By Emma Colton
Wisconsin’s Kenosha County executive flipped red for the first time in decades after the city gained widespread attention amid damaging riots and the Kyle Rittenhouse trial.
Voters elected Samantha Kerkman on April 5th as the county executive. The race was described as nonpartisan, but Kerkman had the backing of Republicans and serves as a Republican state representative. Her opponent, Rebecca Matoska-Mentink, is a Democrat and serves as the Clerk of Courts.
It is the first time a woman will serve in the position and the first time since at least 1998 that a Republican has been elected.
The current Kenosha County executive is Democrat Jim Kreuser, who has served in the position since 2008. He was preceded by Allan Kehl, who served as a Democratic sheriff in the county before being elected county executive from 1998 to 2008. Kehl resigned in 2008 and was later sentenced to two years in federal prison after pleading guilty to conspiracy to violate campaign finance laws.
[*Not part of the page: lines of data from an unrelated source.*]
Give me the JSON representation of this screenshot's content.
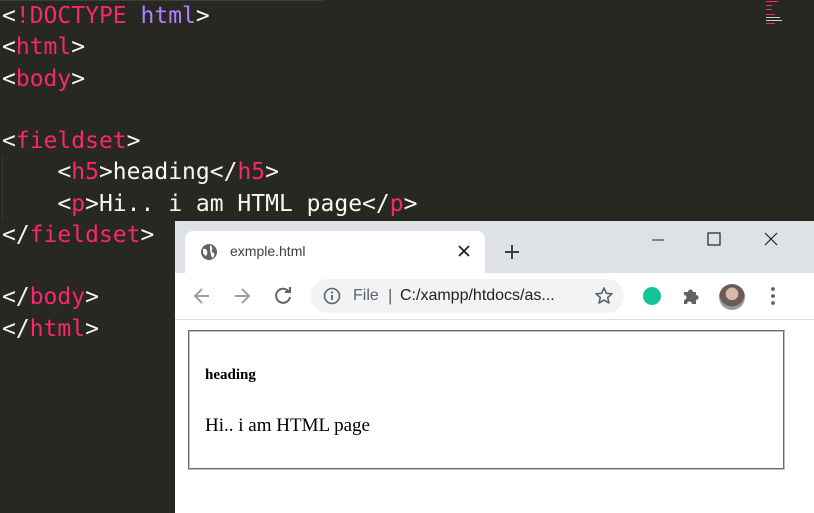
{
  "editor": {
    "lines": [
      [
        {
          "t": "<",
          "c": "plain"
        },
        {
          "t": "!DOCTYPE",
          "c": "kw"
        },
        {
          "t": " ",
          "c": "plain"
        },
        {
          "t": "html",
          "c": "attr"
        },
        {
          "t": ">",
          "c": "plain"
        }
      ],
      [
        {
          "t": "<",
          "c": "plain"
        },
        {
          "t": "html",
          "c": "kw"
        },
        {
          "t": ">",
          "c": "plain"
        }
      ],
      [
        {
          "t": "<",
          "c": "plain"
        },
        {
          "t": "body",
          "c": "kw"
        },
        {
          "t": ">",
          "c": "plain"
        }
      ],
      [],
      [
        {
          "t": "<",
          "c": "plain"
        },
        {
          "t": "fieldset",
          "c": "kw"
        },
        {
          "t": ">",
          "c": "plain"
        }
      ],
      [
        {
          "t": "    <",
          "c": "plain"
        },
        {
          "t": "h5",
          "c": "kw"
        },
        {
          "t": ">heading</",
          "c": "plain"
        },
        {
          "t": "h5",
          "c": "kw"
        },
        {
          "t": ">",
          "c": "plain"
        }
      ],
      [
        {
          "t": "    <",
          "c": "plain"
        },
        {
          "t": "p",
          "c": "kw"
        },
        {
          "t": ">Hi.. i am HTML page</",
          "c": "plain"
        },
        {
          "t": "p",
          "c": "kw"
        },
        {
          "t": ">",
          "c": "plain"
        }
      ],
      [
        {
          "t": "</",
          "c": "plain"
        },
        {
          "t": "fieldset",
          "c": "kw"
        },
        {
          "t": ">",
          "c": "plain"
        }
      ],
      [],
      [
        {
          "t": "</",
          "c": "plain"
        },
        {
          "t": "body",
          "c": "kw"
        },
        {
          "t": ">",
          "c": "plain"
        }
      ],
      [
        {
          "t": "</",
          "c": "plain"
        },
        {
          "t": "html",
          "c": "kw"
        },
        {
          "t": ">",
          "c": "plain"
        }
      ]
    ]
  },
  "browser": {
    "tab_title": "exmple.html",
    "omnibox": {
      "scheme": "File",
      "separator": "|",
      "url": "C:/xampp/htdocs/as..."
    },
    "page": {
      "heading": "heading",
      "paragraph": "Hi.. i am HTML page"
    }
  },
  "colors": {
    "editor_bg": "#272822",
    "keyword": "#f92672",
    "attribute": "#ae81ff",
    "text": "#f8f8f2",
    "chrome_tabstrip": "#dee1e6",
    "grammarly_green": "#15c39a"
  },
  "icons": {
    "tab": "globe-icon",
    "close": "close-icon",
    "new_tab": "plus-icon",
    "back": "back-arrow-icon",
    "forward": "forward-arrow-icon",
    "reload": "reload-icon",
    "info": "info-icon",
    "star": "star-icon",
    "extension": "grammarly-icon",
    "extensions": "puzzle-icon",
    "menu": "more-vert-icon"
  }
}
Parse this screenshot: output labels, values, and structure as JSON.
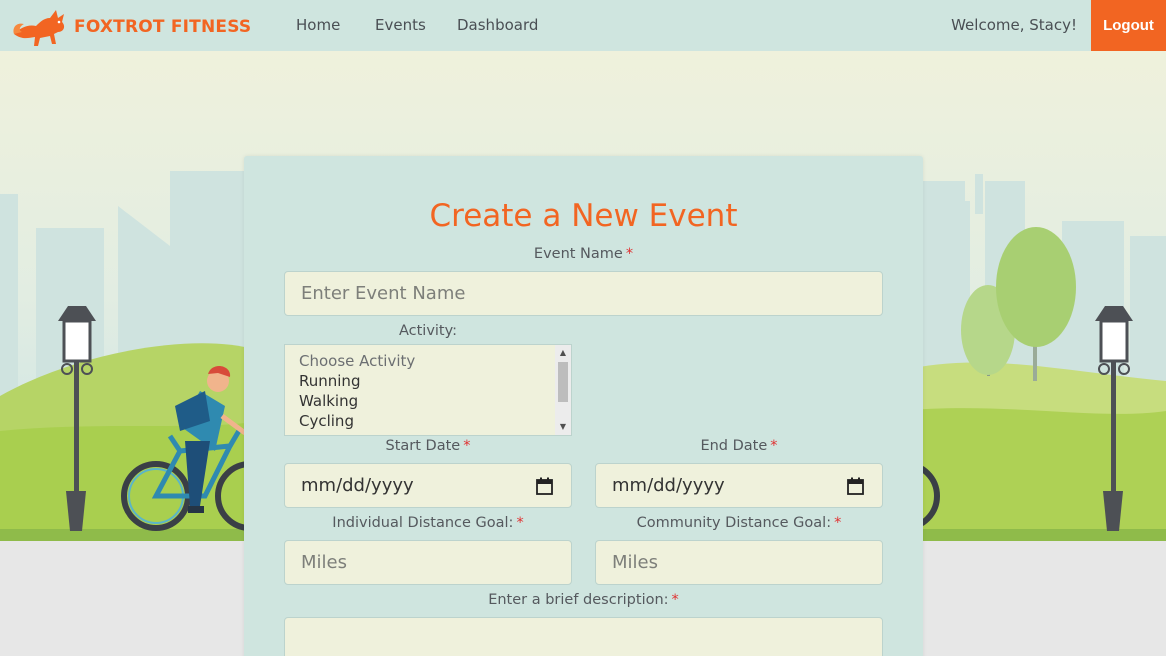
{
  "brand": {
    "name": "FOXTROT FITNESS",
    "accent": "#f26522"
  },
  "nav": {
    "items": [
      "Home",
      "Events",
      "Dashboard"
    ]
  },
  "user": {
    "welcome": "Welcome, Stacy!",
    "logout_label": "Logout"
  },
  "form": {
    "title": "Create a New Event",
    "event_name": {
      "label": "Event Name",
      "placeholder": "Enter Event Name",
      "required": "*"
    },
    "activity": {
      "label": "Activity:",
      "options": [
        "Choose Activity",
        "Running",
        "Walking",
        "Cycling"
      ]
    },
    "start_date": {
      "label": "Start Date",
      "placeholder": "mm/dd/yyyy",
      "required": "*"
    },
    "end_date": {
      "label": "End Date",
      "placeholder": "mm/dd/yyyy",
      "required": "*"
    },
    "individual_goal": {
      "label": "Individual Distance Goal:",
      "placeholder": "Miles",
      "required": "*"
    },
    "community_goal": {
      "label": "Community Distance Goal:",
      "placeholder": "Miles",
      "required": "*"
    },
    "description": {
      "label": "Enter a brief description:",
      "required": "*"
    }
  },
  "colors": {
    "header_bg": "#cfe5df",
    "card_bg": "#cfe5df",
    "input_bg": "#eff1dc",
    "hero_bg": "#eff1dc",
    "required": "#e03131"
  },
  "icons": [
    "fox-logo-icon",
    "calendar-icon",
    "scroll-up-icon",
    "scroll-down-icon"
  ]
}
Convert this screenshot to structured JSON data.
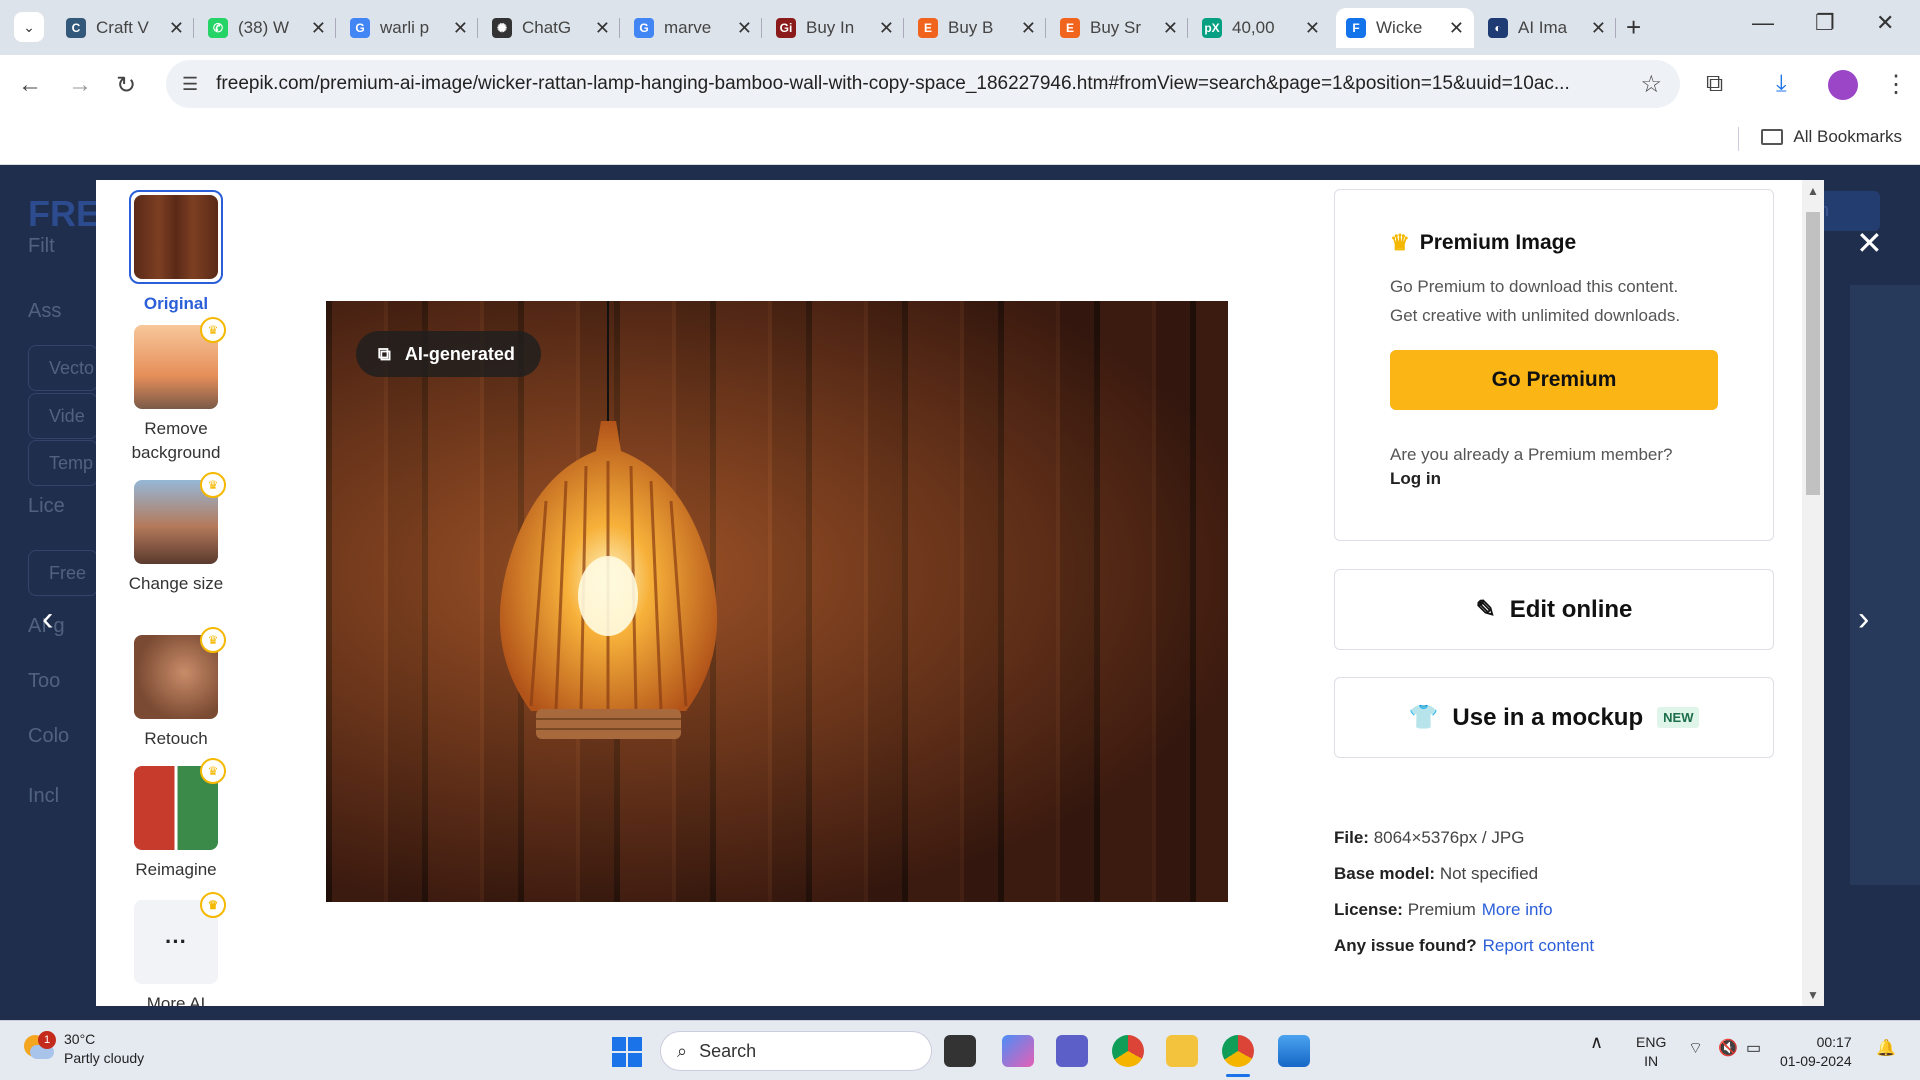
{
  "browser": {
    "tabs": [
      {
        "title": "Craft V",
        "favicon_color": "#33597a",
        "favicon_char": "C"
      },
      {
        "title": "(38) W",
        "favicon_color": "#25d366",
        "favicon_char": "✆"
      },
      {
        "title": "warli p",
        "favicon_color": "#4285f4",
        "favicon_char": "G"
      },
      {
        "title": "ChatG",
        "favicon_color": "#333333",
        "favicon_char": "✺"
      },
      {
        "title": "marve",
        "favicon_color": "#4285f4",
        "favicon_char": "G"
      },
      {
        "title": "Buy In",
        "favicon_color": "#8b1a1a",
        "favicon_char": "Gi"
      },
      {
        "title": "Buy B",
        "favicon_color": "#f1641e",
        "favicon_char": "E"
      },
      {
        "title": "Buy Sr",
        "favicon_color": "#f1641e",
        "favicon_char": "E"
      },
      {
        "title": "40,00",
        "favicon_color": "#05a081",
        "favicon_char": "pX"
      },
      {
        "title": "Wicke",
        "favicon_color": "#1273eb",
        "favicon_char": "F"
      },
      {
        "title": "AI Ima",
        "favicon_color": "#1f3b73",
        "favicon_char": "◐"
      }
    ],
    "url": "freepik.com/premium-ai-image/wicker-rattan-lamp-hanging-bamboo-wall-with-copy-space_186227946.htm#fromView=search&page=1&position=15&uuid=10ac...",
    "bookmarks_label": "All Bookmarks"
  },
  "background": {
    "logo": "FRE",
    "menu_items": [
      "Filt",
      "Ass",
      "Vecto",
      "Vide",
      "Temp",
      "Lice",
      "Free",
      "AI-g",
      "Too",
      "Colo",
      "Incl"
    ],
    "search_btn": "arch"
  },
  "modal": {
    "tools": [
      {
        "label": "Original",
        "icon": "lamp-thumbnail",
        "premium": false
      },
      {
        "label": "Remove background",
        "icon": "balloon-thumbnail",
        "premium": true
      },
      {
        "label": "Change size",
        "icon": "canyon-thumbnail",
        "premium": true
      },
      {
        "label": "Retouch",
        "icon": "face-thumbnail",
        "premium": true
      },
      {
        "label": "Reimagine",
        "icon": "parrot-thumbnail",
        "premium": true
      },
      {
        "label": "More AI",
        "icon": "more-dots",
        "premium": true
      }
    ],
    "more_glyph": "···",
    "ai_badge": "AI-generated",
    "premium": {
      "title": "Premium Image",
      "line1": "Go Premium to download this content.",
      "line2": "Get creative with unlimited downloads.",
      "button": "Go Premium",
      "already": "Are you already a Premium member?",
      "login": "Log in",
      "accent": "#fbb616"
    },
    "edit_online": "Edit online",
    "mockup": {
      "label": "Use in a mockup",
      "badge": "NEW"
    },
    "meta": {
      "file_label": "File:",
      "file_value": "8064×5376px / JPG",
      "model_label": "Base model:",
      "model_value": "Not specified",
      "license_label": "License:",
      "license_value": "Premium",
      "license_link": "More info",
      "issue_label": "Any issue found?",
      "issue_link": "Report content"
    }
  },
  "taskbar": {
    "weather_temp": "30°C",
    "weather_desc": "Partly cloudy",
    "weather_badge": "1",
    "search_placeholder": "Search",
    "lang_top": "ENG",
    "lang_bottom": "IN",
    "time": "00:17",
    "date": "01-09-2024"
  }
}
Kenosha is a swing county and had not voted for a Republican presidential candidate since Richard Nixon until former President Donald Trump’s 2016 run, Fox 6 reported. The county voted for Trump again in 2020. Wisconsin is also a swing-state, with Trump winning the state in 2016 but losing it in 2020 to President Biden.
Kenosha grabbed the nation’s attention in 2020 following the police-involved shooting of Black man Jacob Blake, who was left paralyzed from the waist down by the incident. Riots soon erupted in the city after the shooting, which coincided with riots and protests in other cities across the country following the death of George Floyd.
On the second night of unrest in Kenosha, Kyle Rittenhouse fatally shot two men and injured another. His trial gained widespread attention and he was ultimately acquitted of all charges in 2021.
The fallout from the rioting left the city looking like “a war zone,” according to business owners at the time, and the damage topped $50 million.
Kerkman thanked her supporters late Tuesday and pointed to her experience serving as a state representative as resonating with voters.
“I think it was the experience that I bring from Madison,” Kerkman said late Tuesday, according to Kenosha News. “I have been working with the county executive for years on issues that impact the county.”
She also campaigned on her “reputation of being eagle-eyed in saving money for Wisconsin taxpayers.”